Nipsey Hussle and Tupak Shakur
Myrna – You also make a comparison between, Nipsey Hussle, and, Tupac Shakur, what are the similarities between these two, hip hop, artists?
Rob – I wasn’t the first one to compare Nipsey to Tupac, he actually called himself the Tupac of his generation. The album Victory Lap which was his major label debut, has a line that states this. I did an in-depth interview with him I asked him about that line in the song, because that’s a big statement.
I said you’re calling yourself the Tupac of your generation, what do you mean by that?
He replied that to him, Tupac was a trojan horse for the streets. He had so much more going on inside of him than his thug life image would suggest. He was actually a very intelligent and sensitive person with a lot of different talents and qualities, that he didn’t necessarily
present at all times.
The Marathon Don’t Stop: The Life and Times of Nipsey Hussle
The focus of the book is about a triumph rather than a tragedy. I want to focus on the message and the movement and the, marathon, rather than this atrocity that took place.
Myrna – I want to talk about, hip-hop, because I had to do some research for this interview to understand what it really is. I know that you’re intimately connected with, hip hop, and rapping is a little different from, hip-hop, but why has, hip-hop, become this lifestyle and culture of the young generation? It’s not even a race thing, because it covers all races.
Rob – We’re actually coming up on the 50th anniversary of what is considered the birth of, hip-hop. Hip Hop, started in the Bronx. It was never about negative forces, but a way to escape the struggles of life in the Bronx. The Bronx was an urban wasteland and, hip-hop, grew and evolved into a multi-billion dollar industry.
It affects every aspect of pop culture from fashion to language to politics. Everything now is influenced by, hip-hop. Quincy Jones who founded, Vibe magazine, understood the bebop generation as the coolest thing that ever-hit music. He saw, hip-hop, artists in their earliest stages of the development of that culture and he recognized a kindred spirit there.
The Origin of Hip Hop
Hip Hop, has become multi-racial and multicultural, in the early days in the Bronx it’s important to remember there were all kinds of kids involved. Puerto Rican, Dominican kids dancing, break dancing, painting graffiti. Hip hop, is a lifestyle it’s not just rap music, which is one aspect of it the DJ and the MC.
There are multiple aspects to, hip hop, it’s become the most powerful and popular form of entertainment in the world.
Myrna – Tell our listeners how they can get pick up a copy of your book The Marathon Don’t Stop: The Life and Times of Nipsey Hussle. Also tell us about Vibe, I know it started off as a magazine, what do you guys do now?
Rob – Well, Vibe, was founded by Quincy Jones back in 1992. I joined the startup staff in 93, Quincy had a good idea that we should do this and so I ended up working at, Vibe, for 17 years.

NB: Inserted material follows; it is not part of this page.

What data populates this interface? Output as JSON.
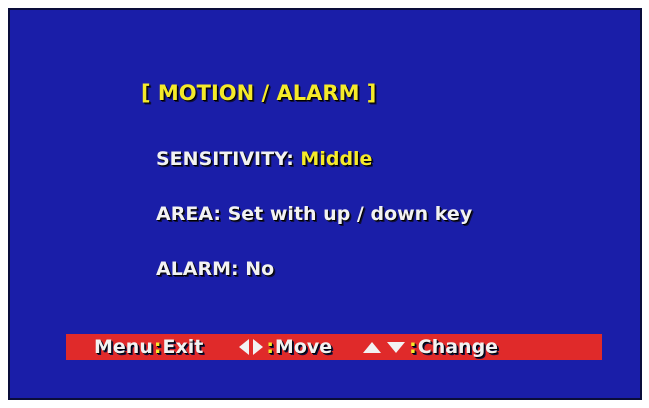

I was the only editor who started from the startup staff and stayed all the way until the very last day when you know the magazine had to be shut down.
Quincy had moved on and the ownership had changed hands, it’s a long story, but the bank basically repossessed the investment. The website www.vibe.com is the digital version of, Vibe. It’s a very important publication and became the definitive publication for, hip-hop, culture in terms of excellent photography and excellent journalism.
We had some of the most talented writers and photographers of this generation working at the Magazine. Vive.com has gone on because it needs to go on. It still holds up a standard of excellence in terms of discussing all the aspects of, hip-hop, culture and lifestyle.